Work request: Every line in the data below that has the word "footer" should be returned.

Material supplied:
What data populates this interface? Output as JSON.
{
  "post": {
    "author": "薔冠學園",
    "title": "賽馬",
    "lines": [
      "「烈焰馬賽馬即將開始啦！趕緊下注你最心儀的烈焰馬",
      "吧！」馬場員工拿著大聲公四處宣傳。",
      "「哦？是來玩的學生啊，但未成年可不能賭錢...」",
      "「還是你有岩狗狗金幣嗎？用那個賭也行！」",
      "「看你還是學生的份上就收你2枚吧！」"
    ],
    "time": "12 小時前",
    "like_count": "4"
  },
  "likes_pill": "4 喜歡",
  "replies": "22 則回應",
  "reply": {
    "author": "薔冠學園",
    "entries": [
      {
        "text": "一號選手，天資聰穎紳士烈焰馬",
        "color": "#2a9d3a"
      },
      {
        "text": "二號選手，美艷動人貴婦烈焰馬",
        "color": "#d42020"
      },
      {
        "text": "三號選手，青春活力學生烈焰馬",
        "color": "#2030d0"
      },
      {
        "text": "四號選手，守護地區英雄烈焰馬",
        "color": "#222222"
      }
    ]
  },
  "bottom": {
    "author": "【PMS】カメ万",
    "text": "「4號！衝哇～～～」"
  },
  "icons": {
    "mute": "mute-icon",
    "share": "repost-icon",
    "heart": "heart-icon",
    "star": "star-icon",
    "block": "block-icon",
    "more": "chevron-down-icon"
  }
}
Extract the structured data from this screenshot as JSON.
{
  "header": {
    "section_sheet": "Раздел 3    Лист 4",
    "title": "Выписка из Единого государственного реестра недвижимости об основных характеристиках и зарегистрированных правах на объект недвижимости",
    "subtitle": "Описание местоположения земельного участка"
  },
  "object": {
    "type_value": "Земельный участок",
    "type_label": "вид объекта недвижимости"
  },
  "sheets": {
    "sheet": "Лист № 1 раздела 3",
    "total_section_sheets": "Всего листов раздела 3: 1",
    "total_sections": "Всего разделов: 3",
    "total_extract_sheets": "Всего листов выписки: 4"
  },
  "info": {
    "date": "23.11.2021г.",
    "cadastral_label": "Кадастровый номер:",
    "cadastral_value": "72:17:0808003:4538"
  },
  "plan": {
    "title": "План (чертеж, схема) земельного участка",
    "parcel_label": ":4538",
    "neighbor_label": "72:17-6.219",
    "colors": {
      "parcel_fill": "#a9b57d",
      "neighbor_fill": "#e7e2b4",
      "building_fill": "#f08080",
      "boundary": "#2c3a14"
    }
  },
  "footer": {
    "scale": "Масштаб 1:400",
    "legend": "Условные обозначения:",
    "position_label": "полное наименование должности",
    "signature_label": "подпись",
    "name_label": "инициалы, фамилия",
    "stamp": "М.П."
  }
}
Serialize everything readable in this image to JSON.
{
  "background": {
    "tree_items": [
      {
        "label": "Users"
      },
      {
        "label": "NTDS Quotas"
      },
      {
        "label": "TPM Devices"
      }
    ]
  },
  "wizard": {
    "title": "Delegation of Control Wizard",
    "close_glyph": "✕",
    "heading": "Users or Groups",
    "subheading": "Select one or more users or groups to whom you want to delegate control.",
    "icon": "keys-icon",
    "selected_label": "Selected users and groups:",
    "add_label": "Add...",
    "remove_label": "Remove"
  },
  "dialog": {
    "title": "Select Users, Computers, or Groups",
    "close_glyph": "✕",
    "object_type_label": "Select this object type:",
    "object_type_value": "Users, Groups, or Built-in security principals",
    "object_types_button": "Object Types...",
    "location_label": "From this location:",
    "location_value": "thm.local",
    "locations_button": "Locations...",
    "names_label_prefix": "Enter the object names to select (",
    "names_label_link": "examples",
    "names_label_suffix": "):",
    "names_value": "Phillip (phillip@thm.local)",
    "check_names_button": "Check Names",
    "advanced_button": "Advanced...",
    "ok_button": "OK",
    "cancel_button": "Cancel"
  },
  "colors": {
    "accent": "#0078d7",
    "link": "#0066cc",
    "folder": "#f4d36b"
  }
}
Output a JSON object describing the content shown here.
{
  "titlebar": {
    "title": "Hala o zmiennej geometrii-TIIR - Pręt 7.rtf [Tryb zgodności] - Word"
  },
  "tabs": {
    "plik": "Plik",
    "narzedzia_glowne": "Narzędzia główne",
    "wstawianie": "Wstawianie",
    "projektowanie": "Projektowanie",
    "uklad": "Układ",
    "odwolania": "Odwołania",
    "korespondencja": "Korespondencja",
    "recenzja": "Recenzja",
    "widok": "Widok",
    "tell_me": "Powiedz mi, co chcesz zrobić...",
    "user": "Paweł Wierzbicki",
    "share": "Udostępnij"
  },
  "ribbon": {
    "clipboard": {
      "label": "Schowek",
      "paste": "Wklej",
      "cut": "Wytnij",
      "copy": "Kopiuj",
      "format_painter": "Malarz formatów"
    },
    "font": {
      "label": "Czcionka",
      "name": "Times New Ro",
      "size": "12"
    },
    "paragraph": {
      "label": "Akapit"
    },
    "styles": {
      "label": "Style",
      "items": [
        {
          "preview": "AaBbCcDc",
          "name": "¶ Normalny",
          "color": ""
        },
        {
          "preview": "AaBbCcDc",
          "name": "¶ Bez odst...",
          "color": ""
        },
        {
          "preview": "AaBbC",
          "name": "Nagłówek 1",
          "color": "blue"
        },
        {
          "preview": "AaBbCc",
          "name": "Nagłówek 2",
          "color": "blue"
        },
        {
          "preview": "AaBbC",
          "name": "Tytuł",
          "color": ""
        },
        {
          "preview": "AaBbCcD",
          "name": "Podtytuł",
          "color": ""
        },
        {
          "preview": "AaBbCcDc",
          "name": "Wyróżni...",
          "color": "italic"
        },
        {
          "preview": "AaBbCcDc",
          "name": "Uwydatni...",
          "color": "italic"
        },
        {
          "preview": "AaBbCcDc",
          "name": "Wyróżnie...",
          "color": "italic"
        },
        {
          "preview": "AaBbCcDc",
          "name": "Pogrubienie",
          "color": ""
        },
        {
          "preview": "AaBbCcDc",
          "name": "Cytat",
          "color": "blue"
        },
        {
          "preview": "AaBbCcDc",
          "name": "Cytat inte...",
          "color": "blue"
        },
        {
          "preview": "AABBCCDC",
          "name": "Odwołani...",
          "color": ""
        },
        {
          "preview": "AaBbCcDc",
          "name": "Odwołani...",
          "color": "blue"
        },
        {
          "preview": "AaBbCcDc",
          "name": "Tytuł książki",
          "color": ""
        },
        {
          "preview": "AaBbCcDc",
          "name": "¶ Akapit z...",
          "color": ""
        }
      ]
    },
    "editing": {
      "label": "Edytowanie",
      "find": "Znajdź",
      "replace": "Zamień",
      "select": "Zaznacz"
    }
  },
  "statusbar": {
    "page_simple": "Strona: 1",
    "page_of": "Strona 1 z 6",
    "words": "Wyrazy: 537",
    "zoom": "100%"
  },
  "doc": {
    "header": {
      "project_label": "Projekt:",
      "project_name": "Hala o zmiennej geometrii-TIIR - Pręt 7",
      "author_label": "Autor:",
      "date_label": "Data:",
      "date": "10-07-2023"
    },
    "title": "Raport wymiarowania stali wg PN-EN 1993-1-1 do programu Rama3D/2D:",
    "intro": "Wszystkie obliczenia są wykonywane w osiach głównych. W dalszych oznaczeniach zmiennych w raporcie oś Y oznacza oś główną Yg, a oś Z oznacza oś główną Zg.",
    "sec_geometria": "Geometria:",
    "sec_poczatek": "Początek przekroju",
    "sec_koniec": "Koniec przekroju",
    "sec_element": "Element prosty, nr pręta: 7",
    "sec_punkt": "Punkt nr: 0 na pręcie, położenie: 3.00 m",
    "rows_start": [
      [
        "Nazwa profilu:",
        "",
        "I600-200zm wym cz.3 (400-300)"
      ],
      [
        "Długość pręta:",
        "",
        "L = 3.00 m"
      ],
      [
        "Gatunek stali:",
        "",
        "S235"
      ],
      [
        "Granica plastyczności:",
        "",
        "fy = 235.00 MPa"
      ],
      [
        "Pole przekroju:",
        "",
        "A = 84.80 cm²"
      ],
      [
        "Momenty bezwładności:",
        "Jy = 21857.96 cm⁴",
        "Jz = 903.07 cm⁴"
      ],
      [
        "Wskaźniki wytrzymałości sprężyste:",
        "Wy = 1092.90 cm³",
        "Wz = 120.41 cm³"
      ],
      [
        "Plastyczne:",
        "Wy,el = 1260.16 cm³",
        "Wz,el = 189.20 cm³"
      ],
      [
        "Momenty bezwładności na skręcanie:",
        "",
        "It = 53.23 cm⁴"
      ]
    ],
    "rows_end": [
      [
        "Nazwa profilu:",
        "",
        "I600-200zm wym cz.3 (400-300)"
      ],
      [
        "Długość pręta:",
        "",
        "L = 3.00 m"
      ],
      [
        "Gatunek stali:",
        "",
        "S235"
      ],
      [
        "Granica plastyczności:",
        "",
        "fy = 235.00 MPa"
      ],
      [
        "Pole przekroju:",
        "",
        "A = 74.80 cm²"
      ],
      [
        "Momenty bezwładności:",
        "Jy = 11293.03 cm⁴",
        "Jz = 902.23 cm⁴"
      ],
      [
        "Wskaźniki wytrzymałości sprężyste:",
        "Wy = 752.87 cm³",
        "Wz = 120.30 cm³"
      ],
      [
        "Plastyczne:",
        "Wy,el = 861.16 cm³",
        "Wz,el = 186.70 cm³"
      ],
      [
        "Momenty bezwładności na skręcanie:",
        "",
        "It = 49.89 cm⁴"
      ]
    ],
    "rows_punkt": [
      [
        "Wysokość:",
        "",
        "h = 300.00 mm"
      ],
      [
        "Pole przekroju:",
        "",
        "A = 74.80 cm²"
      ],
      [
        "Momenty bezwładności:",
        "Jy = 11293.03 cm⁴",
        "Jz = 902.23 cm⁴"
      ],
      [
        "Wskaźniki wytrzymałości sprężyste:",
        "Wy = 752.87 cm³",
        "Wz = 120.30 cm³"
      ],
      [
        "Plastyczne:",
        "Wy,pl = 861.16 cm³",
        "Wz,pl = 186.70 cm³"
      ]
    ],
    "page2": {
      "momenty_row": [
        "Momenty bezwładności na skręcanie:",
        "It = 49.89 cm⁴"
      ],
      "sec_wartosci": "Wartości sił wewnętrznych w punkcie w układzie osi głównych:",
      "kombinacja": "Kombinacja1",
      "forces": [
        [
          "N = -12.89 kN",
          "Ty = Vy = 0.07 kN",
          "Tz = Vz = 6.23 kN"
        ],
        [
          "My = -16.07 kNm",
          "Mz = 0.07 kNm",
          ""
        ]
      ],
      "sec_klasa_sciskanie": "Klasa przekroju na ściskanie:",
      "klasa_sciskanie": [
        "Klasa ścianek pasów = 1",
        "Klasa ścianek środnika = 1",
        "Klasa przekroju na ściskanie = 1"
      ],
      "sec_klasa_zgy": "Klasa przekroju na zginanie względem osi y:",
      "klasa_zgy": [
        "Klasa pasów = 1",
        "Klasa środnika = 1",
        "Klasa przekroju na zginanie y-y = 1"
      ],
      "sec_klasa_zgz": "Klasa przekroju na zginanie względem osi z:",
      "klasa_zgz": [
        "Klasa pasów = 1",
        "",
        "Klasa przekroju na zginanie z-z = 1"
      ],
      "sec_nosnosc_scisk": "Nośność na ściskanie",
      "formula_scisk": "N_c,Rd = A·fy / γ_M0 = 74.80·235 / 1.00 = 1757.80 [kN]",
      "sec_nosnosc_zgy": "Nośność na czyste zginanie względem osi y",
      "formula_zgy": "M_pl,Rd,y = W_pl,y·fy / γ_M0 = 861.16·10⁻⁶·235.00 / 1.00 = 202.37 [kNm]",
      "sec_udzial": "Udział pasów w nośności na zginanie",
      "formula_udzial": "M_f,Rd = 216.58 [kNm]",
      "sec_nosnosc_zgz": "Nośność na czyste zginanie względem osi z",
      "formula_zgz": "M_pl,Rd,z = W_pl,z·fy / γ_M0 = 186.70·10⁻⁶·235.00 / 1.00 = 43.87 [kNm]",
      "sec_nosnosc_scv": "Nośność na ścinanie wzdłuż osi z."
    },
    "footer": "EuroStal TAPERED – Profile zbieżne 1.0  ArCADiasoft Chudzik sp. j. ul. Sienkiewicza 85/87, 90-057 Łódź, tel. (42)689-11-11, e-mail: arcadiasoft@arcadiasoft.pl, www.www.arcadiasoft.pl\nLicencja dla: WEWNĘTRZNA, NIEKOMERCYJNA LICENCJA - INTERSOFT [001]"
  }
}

Exercise response:
  "footer": {
    "footer": "EuroStal TAPERED – Profile zbieżne 1.0  ArCADiasoft Chudzik sp. j. ul. Sienkiewicza 85/87, 90-057 Łódź, tel. (42)689-11-11, e-mail: arcadiasoft@arcadiasoft.pl, www.www.arcadiasoft.pl\nLicencja dla: WEWNĘTRZNA, NIEKOMERCYJNA LICENCJA - INTERSOFT [001]"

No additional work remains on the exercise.